Parallels with Armenia seem unavoidable. Haiti was occupied by US forces from 1915 to 1934 and then it was misruled by Francois Duvalier and his son, Jean-Claude, Papa Doc and Baby Doc, respectively. These two repressive dictators plundered the country from 1957 to 1986.

Armenia similarly experienced a repressive regime for almost 70 years, and at the very moment of emancipation, the Soviet Union collapsed and war broke out with Azerbaijan. The death toll in Gumri after the 1988 quake was reported to be 25,000, but the figure is most assuredly higher.

We cannot deny the help received from the international community. A city with a population of 175,000 population was leveled. Despite all the grumblings, the recovery changed entirely Gumri’s face. Aznavour’s charity, the Lincy Foundation and Armenia’s government spearheaded the reconstruction efforts.

Criticizing the government has become a national sport in Armenia. The government’s reconstruction efforts are seldom appreciated, but it plays a most significant role.
However, there are still 7,000 families in Gumri living in “domics,” the make-shift homes which remain as a gaping wound for all Armenians.
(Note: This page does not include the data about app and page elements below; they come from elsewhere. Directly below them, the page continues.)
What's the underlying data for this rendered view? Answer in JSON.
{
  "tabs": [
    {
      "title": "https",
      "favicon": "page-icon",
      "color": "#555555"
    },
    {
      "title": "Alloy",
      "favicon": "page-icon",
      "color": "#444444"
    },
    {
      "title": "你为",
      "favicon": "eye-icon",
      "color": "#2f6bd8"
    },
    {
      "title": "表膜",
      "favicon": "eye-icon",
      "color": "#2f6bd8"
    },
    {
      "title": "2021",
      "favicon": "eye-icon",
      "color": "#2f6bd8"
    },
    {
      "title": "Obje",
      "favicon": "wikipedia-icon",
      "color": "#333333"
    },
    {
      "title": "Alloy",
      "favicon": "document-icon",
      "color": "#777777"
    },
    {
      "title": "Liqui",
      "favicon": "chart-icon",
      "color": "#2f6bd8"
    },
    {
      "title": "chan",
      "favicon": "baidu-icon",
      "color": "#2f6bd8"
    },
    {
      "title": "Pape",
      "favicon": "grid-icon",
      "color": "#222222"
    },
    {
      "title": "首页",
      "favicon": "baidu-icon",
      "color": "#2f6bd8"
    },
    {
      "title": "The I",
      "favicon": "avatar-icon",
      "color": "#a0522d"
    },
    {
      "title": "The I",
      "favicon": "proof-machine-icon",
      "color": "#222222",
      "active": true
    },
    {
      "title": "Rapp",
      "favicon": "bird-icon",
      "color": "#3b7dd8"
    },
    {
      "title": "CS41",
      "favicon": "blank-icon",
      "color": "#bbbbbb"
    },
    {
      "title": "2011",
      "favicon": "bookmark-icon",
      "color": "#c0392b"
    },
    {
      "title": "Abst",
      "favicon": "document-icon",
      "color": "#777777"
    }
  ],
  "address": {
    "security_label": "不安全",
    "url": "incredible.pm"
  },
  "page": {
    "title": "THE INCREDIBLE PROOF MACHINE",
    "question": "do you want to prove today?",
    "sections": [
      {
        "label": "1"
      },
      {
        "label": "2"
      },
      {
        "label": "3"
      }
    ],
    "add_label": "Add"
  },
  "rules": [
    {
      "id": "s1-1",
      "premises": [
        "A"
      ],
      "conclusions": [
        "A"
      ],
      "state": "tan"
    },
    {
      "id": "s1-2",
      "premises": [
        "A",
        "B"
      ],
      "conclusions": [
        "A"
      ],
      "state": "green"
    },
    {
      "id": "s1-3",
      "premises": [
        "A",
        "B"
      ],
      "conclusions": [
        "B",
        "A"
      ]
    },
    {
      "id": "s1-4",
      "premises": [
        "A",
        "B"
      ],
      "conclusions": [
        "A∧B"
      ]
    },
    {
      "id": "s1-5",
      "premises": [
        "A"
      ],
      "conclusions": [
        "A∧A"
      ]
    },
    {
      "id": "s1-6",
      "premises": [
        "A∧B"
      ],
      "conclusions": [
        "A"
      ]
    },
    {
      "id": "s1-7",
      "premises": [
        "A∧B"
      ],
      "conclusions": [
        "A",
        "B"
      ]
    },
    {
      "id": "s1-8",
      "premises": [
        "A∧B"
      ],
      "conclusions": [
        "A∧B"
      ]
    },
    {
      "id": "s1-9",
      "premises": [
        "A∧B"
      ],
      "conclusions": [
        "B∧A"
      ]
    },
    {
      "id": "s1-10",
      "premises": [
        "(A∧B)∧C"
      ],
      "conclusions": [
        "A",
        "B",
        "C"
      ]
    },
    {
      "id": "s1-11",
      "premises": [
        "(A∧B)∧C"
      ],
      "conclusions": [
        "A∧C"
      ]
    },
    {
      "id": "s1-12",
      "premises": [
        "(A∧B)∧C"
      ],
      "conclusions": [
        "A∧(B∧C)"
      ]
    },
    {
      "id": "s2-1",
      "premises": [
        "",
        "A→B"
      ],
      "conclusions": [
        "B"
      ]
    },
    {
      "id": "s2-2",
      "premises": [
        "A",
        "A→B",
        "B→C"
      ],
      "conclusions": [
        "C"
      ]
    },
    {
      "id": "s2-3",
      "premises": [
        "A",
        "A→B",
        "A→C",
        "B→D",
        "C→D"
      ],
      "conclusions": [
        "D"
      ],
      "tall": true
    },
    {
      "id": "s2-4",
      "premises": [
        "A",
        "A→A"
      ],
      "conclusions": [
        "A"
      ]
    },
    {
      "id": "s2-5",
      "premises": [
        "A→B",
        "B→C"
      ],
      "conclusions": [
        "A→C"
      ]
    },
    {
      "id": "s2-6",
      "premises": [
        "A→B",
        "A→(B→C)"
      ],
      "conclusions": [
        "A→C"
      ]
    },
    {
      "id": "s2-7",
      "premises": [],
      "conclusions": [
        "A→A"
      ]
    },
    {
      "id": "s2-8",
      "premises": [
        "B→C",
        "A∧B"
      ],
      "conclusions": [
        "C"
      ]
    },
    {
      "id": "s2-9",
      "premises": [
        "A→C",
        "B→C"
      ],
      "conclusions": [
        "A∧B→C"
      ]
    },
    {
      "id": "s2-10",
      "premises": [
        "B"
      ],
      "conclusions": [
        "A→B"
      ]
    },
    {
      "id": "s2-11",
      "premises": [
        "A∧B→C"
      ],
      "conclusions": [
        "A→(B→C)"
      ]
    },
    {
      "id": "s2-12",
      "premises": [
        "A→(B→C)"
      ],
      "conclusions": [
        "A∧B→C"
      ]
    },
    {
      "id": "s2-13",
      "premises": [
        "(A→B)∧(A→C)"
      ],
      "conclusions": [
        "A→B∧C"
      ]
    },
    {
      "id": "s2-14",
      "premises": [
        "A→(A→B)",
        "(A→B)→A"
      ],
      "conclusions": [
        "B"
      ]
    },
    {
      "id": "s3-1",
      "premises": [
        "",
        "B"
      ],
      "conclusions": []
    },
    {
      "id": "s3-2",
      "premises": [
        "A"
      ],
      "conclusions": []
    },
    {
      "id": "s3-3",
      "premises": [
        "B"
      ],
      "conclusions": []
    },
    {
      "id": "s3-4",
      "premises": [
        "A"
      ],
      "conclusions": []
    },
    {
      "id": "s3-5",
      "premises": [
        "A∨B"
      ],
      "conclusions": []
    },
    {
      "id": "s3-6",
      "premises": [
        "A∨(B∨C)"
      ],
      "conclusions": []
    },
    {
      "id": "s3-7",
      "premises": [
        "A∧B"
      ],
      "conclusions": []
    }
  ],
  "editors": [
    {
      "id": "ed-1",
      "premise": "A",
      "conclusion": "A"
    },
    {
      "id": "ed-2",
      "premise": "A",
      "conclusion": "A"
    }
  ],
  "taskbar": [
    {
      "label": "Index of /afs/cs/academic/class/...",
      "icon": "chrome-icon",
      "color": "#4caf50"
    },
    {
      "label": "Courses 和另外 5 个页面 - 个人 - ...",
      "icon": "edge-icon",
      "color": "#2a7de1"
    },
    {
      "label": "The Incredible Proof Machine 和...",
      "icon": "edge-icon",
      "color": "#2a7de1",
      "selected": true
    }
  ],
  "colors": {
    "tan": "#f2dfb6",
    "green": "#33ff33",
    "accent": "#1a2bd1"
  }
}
Many Armenians shrug their shoulders at Haiti’s tragedy. We can only ask these indifferent people who, if not us, should contribute to Haiti. What would we think if people were indifferent to our tragedy?

The world is so interconnected today that every event has global reverberations. In the past, an earthquake in Haiti would hardly be reported in Armenia and people would learn about it years later, feeling no obligation to help. But today, we live in a global village and any important and unimportant event is brought instantly into our living rooms, thereby becoming part of our lives.

The US government is heavily involved in rescue and recovery efforts, although it is accused by some quarters that it has reoccupied Haiti, a country poor in natural resources and devoid of any strategic value. Helping Haiti could only be motivated by humanitarian goals.

The outpouring of charity by the American people has been phenomenal. Governments may or may not entertain a political agenda in helping a country in distress, but people, by and large, contribute because they empathize with the victims stricken with tragedy.

Armenians, at times, are at a loss to see the relevance. Many believe that it is someone else’s business to help the needy and the victim. And then, we are surprised to find out that other people are not aware of the story of our Genocide, nor do they care to consider it as an issue. Once we are able to place our tragedy on a universal human level, we have a better chance of having other people care and share our plight.

Today Haiti is our wound; it is the wound of all humanity.